American Indians were the first peoples to recognize the benefits of Echinacea, and numerous tribes used the species that grew in their regions. In fact, Echinacea was probably the most used medicinal plant by Native Americans in the midwest.
The leaves and roots were used as a tea, placed directly on the tooth for toothaches and applied topically to the skin. The most common uses were for immune system related problems, just as we use it today. The Cheyenne used a tea of leaves and roots for sore throats. The Kiowa chewed the root and swallowed the juice for coughs and sore throats. Comanche also used Echinacea for colds and sore throats. In addition, Echinacea earned the name Snakeroot because several tribes found it helpful for treating snakebites.
Early white settlers learned of the benefits of Echinacea from the Indians as they moved into the central U.S. It was given to their animals as well as being used by the settlers themselves.
Echinacea was first introduced to the American health profession in 1887 by John Uri Lloyd, a famous pharmacist and manufacturer of herbal medicines. It was used and recommended by thousands of doctors and became a widely used herbal medicine of the late 1800’s and early 1900’s. With the growth of drug medicine in the 20th century, Echinacea lost favor in America until the herbal renaissance of the late 20th century.
However, German researchers discovered Echinacea in the 1930’s and began to popularize its use in Europe. Most of the clinical research with Echinacea over the past 50 years has been done in Europe, and millions of Europeans now use Echinacea purpurea herb juice for immune support and upper respiratory health on a regular basis. The story came full circle back to America when in 1986 the first company to introduce this proven product in the United States was Yerba Prima, of Ashland, Oregon.
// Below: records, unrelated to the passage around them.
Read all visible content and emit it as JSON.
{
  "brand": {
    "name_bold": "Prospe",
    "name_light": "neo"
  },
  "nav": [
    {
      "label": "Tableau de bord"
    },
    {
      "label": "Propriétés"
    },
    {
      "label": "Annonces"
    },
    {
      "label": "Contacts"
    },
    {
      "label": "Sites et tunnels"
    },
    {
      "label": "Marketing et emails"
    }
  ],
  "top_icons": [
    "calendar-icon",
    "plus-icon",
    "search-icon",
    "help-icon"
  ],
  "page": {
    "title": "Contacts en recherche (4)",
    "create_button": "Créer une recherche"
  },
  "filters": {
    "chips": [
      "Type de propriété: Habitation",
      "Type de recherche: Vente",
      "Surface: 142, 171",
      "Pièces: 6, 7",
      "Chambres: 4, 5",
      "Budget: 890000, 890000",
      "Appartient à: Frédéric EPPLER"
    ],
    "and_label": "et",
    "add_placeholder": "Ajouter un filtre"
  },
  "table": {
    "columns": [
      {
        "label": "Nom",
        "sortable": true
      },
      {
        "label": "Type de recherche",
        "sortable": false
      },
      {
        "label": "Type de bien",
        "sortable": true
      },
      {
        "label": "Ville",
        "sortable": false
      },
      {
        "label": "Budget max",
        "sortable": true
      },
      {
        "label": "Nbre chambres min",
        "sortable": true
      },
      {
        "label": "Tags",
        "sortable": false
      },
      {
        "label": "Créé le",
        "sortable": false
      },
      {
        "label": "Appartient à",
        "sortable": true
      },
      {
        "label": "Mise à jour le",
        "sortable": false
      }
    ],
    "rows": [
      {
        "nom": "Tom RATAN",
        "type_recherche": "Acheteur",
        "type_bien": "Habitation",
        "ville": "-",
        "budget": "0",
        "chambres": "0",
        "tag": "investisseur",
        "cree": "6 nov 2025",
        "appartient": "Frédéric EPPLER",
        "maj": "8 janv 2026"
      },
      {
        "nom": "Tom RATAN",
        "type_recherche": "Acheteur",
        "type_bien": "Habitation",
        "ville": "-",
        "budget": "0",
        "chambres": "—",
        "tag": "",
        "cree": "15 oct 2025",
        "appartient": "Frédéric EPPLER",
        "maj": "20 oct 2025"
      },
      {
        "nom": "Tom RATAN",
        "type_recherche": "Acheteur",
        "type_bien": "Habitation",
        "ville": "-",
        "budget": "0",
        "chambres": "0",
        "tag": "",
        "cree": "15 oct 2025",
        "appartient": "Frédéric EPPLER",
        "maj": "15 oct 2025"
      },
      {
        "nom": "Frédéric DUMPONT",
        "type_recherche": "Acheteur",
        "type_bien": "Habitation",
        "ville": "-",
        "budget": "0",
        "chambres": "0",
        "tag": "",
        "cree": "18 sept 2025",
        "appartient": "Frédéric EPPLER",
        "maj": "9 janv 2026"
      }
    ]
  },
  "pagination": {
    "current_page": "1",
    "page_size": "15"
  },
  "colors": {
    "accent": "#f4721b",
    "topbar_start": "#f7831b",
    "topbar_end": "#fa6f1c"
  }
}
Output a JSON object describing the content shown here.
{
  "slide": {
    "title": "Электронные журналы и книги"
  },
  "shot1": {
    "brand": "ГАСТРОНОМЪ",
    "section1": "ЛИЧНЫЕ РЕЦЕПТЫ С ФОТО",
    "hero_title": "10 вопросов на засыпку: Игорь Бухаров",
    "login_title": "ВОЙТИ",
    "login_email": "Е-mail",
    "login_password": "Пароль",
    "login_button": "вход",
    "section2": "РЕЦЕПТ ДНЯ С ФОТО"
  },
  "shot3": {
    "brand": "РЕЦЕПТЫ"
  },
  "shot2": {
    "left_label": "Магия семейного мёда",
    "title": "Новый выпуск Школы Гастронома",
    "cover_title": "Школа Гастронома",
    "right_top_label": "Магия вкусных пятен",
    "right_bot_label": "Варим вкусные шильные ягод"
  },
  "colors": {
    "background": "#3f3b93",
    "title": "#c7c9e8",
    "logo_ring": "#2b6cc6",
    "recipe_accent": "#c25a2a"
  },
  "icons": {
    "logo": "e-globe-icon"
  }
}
This product is not intended to diagnose, treat, cure or prevent any disease.